In Washington, it's a popular climate conundrum everyone talks about: Even if the U.S. lowers its greenhouse gas emissions, China and India are on track to dwarf the entire western world's as they build enormous coal-fired power plants. Politicians of all stripes regularly say we must get China and India to use less coal, the dirtiest of fossil fuels, to power their emerging economies.
But who do you think is financing all these new coal plants in the developing world?
Try the World Bank, the Asian Development Bank and other international public financial institutions supported by the world's wealthiest nations.
That's right. While the industrialized world is struggling to cut its emissions and gearing up to negotiate a new international climate treaty in Copenhagen this December, it is simultaneously bankrolling the construction of thousands upon thousands of megawatts of new coal-fired power in developing countries.
A study by Bruce Rich for the Environmental Defense Fund shows that international public financial institutions have provided $37 billion to finance the construction of at least 88 new coal plants in the developing world since 1994. What's more, that $37 billion in direct financing secured another $60 billion or so from private and local sources, bringing total investment in new coal plants in developing nations to over $100 billion.
Even worse, the World Bank classifies these coal plants as "low carbon" financing projects if they are the so-called supercritical type with marginally better CO2 emissions rates.
Collectively, those 88 coal plants (see map) will pump out 792 million tons of CO2 a year — essentially negating pollution reductions the Waxman-Markey climate bill hopes to achieve over the next decade. The bill was approved last month in the House and is now up for debate in the Senate.
Bear in mind that 88 is a minimum number because most export credit agencies do not release detailed information on transactions and only plants for which the financing could be verified were included in EDF's study.
If you're wondering why 1994 is the baseline, it's the year the United Nations Convention on Climate Change took effect, committing industrialized nations to provide funds and technology to mitigate climate change in poorer nations. But instead, the wealthier nations have been locking into place a carbon-intensive energy infrastructure, one that will endure for decades since coal plants typically operate for 40 to 50 years.
Sure, these public international lenders have committed $6 billion over the past 15 years to help the world's most vulnerable citizens adapt to a warming planet — but it's a fraction of the $100 billion spent on new coal plants.
Some would call that shooting yourself in the foot.
And it's not as though the World Bank is unaware of the dangers of continued reliance on coal. It commissioned a three-year independent study on the future role of the World Bank Group in supporting coal, oil and gas. But when that study recommended decisive action away from fossil fuel lending, the World Bank refused to endorse its findings — even at the urging of six Nobel Peace Laureates and the European Parliament.
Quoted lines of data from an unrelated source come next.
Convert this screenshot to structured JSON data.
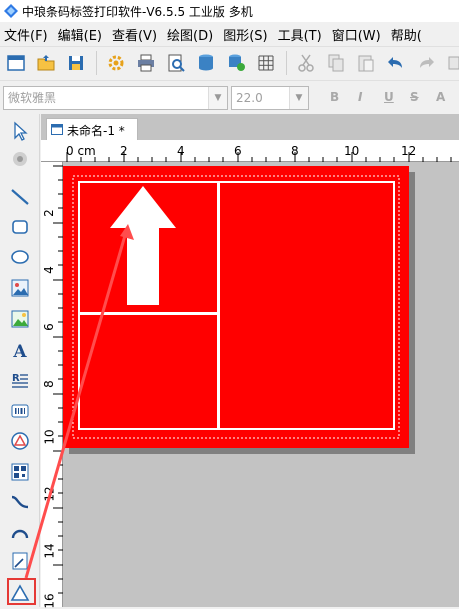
{
  "window": {
    "title": "中琅条码标签打印软件-V6.5.5 工业版 多机"
  },
  "menu": {
    "items": [
      {
        "name": "menu-file",
        "label": "文件(F)"
      },
      {
        "name": "menu-edit",
        "label": "编辑(E)"
      },
      {
        "name": "menu-view",
        "label": "查看(V)"
      },
      {
        "name": "menu-draw",
        "label": "绘图(D)"
      },
      {
        "name": "menu-graphics",
        "label": "图形(S)"
      },
      {
        "name": "menu-tools",
        "label": "工具(T)"
      },
      {
        "name": "menu-window",
        "label": "窗口(W)"
      },
      {
        "name": "menu-help",
        "label": "帮助("
      }
    ]
  },
  "fontbar": {
    "font_name": "微软雅黑",
    "font_size": "22.0",
    "bold": "B",
    "italic": "I",
    "underline": "U",
    "strike": "S",
    "more": "A"
  },
  "document": {
    "tab_label": "未命名-1 *"
  },
  "ruler": {
    "top": [
      "0 cm",
      "2",
      "4",
      "6",
      "8",
      "10",
      "12"
    ],
    "left": [
      "2",
      "4",
      "6",
      "8",
      "10",
      "12",
      "14",
      "16"
    ]
  },
  "colors": {
    "label_fill": "#ff0000",
    "highlight": "#e53935"
  }
}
The World Bank also gets it that the poorest countries will suffer the worst effects of global warming. In 2003, it published Poverty and Climate Change: Reducing the Vulnerability of the Poor through Adaptation, which stated "climate change is a serious risk to poverty reduction and threatens to undo decades of development efforts."
Why then does it finance coal? Here's what the World Bank's chief economist has to say:
"Because coal is often cheap and abundant, and the need for electricity is so great, coal plants are going to be built with or without our support. Without our support, it is the cheaper, dirtier type of coal plants that will proliferate."
Not true, says the Center for Global Development. It says most new coal plants that are built without World Bank funds, at least in India, already are the "supercritical" type because the operating and fuel costs of supercritical coal plants are cheaper.
More to the point, supercritical coal plants are only slightly cleaner, producing about 15 percent less C02 than traditional coal plants, according to EDF. They are still not as clean as even a natural gas-fired plant.
Which leads me to alternatives. Clearly, bringing electricity to the world's poor is a goal we can all get behind, but there's a better way to do it: Renewables, energy efficiency and grid modernization. International financial institutions should be scaling up their support for these rather than financing coal.
Today, the Bank spends twice as much on fossil fuel projects as new renewable energy and energy efficiency projects combined and five times as much as new renewables alone.
That's a missed opportunity when large-scale renewables are so feasible in the developing world.
Take Gujarat State in India, where a monstrous 4,000-megawatt coal-fired plant, the Tata Mundra, is being built with World Bank support. More than 7,000 megawatts of renewable energy are also in the works there — with no help from international development banks. AES, a U.S. based energy company, is constructing a $1.2 billion, 1,000 megawatt solar thermal array as part of that plan.
Think how many more renewable energy projects could be built if public international financial institutions changed their lending priorities.
International financial institutions must also tighten its definition of "low carbon." Supercritical coal plants now meet that feeble standard, which gives the World Bank's claim that 40 percent of its energy lending is "low carbon" a hollow ring.
These reforms are imperative, for if we do not slow the rise of CO2 emissions from coal in the developing world, no amount of emissions cuts in industrialized nations will make a difference.
(Photo: Karmor via Flickr)